“As the research shows, the more devices people own, the more vulnerable and thus careful they usually are. Manufacturers surely have to take responsibility for the safety of their products, but users play a big part in their own cybersecurity,” digital privacy expert at NordVPN Daniel Markuson comments.
The survey on IoT devices also showed what cybersecurity habits people in different countries lack, what smart devices they usually purchase, and who, in their opinion, should be responsible for keeping those devices protected.
What is the problem with IoT devices?
IoT devices, by their very nature, collect and send information. This might be done securely and for a specific purpose, such as an encrypted message to tell your heating to turn off. But it might also be leaky, either through bad encryption (or none at all) or through giving away extra information. For example, the internet-connected camera on your front door might let you know when a visitor is there, but, if someone else is watching, it could also reveal when the house is empty, or when children are home alone. In 2020, dozens of Amazon Rings were hacked, resulting in a lawsuit against the company.
“IoT device makers are in a rush to sell the gadgets as quickly as possible. This means that they are shipping them out with the minimum features required for them to function, shortening the development process and cutting costs as much as possible. This is great for device makers, but horrible news for consumers. When things are rushed, they leave huge gaps in security,” Daniel Markuson adds.
User behavior is just one extra aspect of a potential security vulnerability in light of all the technical and structural issues. Still, there are often simple steps we can all take to improve the security of the devices and networks in our homes or offices.
Compared to other countries, Canadians are protective with their IoT devices
Overall, the vast majority of us have some kind of IoT or connected devices in our homes, even if it’s just a router. In fact, only 12.3% of the people surveyed did not have any of the listed devices. Canada saw an active use of IoT devices, with only 8% of people saying they had none of the devices in their homes. They also took some actions against the risks, with only 11% taking no measures to protect the devices.
On the other hand, other countries need to improve their habits. The UK showed the worst results, with 19% of people with IoT devices taking no protective measures. The US showed similar results, with 17% of people with IoT devices taking no action. People in the Netherlands and Canada had the best devices-to-behaviors ratio, although France scored well mostly by having much fewer devices (only 77%).
More information about the research results of other countries here.
What can be done to protect the privacy of IoT devices?
41% of users think that manufacturers should be responsible for the safety of the devices they produce, while 56% see it as their own responsibility.
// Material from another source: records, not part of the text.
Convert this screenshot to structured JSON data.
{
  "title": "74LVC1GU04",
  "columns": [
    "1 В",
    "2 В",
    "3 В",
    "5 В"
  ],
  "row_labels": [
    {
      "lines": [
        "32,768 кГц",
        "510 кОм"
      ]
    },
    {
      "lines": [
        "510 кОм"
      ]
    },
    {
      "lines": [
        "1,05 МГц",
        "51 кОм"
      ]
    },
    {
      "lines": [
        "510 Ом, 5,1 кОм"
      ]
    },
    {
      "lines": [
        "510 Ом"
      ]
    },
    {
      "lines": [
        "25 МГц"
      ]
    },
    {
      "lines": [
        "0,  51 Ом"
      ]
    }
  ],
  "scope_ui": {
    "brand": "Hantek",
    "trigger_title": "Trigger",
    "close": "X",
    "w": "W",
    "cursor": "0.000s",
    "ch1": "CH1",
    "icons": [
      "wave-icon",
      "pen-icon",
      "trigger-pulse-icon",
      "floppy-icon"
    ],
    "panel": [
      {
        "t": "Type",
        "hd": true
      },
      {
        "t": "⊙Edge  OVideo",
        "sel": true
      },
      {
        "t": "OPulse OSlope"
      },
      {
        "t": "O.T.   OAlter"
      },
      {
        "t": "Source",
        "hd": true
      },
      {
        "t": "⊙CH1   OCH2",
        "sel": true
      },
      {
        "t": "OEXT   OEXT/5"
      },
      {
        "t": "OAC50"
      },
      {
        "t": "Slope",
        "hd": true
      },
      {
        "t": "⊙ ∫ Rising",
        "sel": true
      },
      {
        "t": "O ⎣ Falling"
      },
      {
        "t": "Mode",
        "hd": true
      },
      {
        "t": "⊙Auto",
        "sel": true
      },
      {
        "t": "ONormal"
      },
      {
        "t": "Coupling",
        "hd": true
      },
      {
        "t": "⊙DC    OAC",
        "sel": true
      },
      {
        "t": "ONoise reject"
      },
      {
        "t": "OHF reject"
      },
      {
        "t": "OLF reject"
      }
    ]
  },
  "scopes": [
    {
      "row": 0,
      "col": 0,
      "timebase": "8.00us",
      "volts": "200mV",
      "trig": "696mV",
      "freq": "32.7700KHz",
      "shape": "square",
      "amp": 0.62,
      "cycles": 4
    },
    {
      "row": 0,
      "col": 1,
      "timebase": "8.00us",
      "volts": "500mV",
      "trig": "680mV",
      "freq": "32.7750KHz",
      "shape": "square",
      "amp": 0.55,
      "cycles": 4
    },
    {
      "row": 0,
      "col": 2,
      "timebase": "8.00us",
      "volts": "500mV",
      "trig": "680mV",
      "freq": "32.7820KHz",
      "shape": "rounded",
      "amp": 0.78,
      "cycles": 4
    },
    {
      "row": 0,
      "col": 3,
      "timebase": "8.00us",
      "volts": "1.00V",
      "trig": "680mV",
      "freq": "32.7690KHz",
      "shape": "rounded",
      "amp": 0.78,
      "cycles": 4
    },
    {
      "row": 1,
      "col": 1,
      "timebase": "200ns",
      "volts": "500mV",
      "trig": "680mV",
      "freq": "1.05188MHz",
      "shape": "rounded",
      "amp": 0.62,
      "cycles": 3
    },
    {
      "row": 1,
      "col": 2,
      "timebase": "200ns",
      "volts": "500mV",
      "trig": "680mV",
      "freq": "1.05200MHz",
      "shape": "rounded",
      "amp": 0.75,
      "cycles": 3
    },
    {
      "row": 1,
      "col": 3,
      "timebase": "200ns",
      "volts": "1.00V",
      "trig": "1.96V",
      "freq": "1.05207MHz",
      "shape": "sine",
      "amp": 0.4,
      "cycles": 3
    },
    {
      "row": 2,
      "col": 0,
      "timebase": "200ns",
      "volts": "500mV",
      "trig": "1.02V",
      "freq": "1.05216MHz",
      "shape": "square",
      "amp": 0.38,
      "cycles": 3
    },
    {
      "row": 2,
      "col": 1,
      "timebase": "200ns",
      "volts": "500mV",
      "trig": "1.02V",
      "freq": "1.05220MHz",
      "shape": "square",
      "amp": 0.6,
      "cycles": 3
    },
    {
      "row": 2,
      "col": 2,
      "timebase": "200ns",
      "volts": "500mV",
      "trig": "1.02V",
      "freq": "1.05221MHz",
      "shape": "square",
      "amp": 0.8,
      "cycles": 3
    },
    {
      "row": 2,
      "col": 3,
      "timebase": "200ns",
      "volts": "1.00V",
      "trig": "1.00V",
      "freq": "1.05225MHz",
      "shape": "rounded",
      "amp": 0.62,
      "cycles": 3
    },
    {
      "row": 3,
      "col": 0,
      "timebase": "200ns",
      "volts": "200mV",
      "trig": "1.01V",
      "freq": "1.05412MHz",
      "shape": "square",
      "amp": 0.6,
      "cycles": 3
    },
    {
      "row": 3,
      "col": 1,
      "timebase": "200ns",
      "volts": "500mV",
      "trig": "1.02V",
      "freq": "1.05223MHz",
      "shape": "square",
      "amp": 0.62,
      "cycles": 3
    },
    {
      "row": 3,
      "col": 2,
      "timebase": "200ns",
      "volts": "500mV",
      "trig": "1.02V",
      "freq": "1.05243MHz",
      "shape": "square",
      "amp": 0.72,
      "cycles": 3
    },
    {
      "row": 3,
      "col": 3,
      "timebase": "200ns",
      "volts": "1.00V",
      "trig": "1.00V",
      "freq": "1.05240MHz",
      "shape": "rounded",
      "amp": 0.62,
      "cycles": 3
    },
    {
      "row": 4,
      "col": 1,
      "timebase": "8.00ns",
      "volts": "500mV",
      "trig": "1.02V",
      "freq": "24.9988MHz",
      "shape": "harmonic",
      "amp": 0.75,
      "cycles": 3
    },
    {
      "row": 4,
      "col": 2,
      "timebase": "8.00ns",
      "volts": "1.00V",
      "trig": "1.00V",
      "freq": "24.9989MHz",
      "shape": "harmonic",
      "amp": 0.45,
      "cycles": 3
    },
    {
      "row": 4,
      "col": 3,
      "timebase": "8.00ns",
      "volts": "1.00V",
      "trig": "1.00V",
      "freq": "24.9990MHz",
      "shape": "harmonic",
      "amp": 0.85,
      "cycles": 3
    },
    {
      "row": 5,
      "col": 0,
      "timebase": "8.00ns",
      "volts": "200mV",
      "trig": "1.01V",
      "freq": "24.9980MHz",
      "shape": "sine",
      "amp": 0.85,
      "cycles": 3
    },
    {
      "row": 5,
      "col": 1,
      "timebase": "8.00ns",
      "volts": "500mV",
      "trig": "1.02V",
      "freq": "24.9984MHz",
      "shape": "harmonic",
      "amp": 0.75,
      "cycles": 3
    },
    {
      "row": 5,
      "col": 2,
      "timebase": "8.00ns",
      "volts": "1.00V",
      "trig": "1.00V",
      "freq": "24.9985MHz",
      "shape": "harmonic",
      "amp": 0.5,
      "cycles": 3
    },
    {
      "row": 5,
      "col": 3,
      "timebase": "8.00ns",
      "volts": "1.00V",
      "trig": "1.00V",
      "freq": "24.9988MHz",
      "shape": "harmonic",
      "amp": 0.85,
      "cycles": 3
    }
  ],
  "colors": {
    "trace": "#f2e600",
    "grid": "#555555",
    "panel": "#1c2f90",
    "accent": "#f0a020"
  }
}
The research shows that the main vulnerabilities users are worried about are deprecation (76%), followed closely by privacy issues (75%) and design problems (particularly encryption) (75%).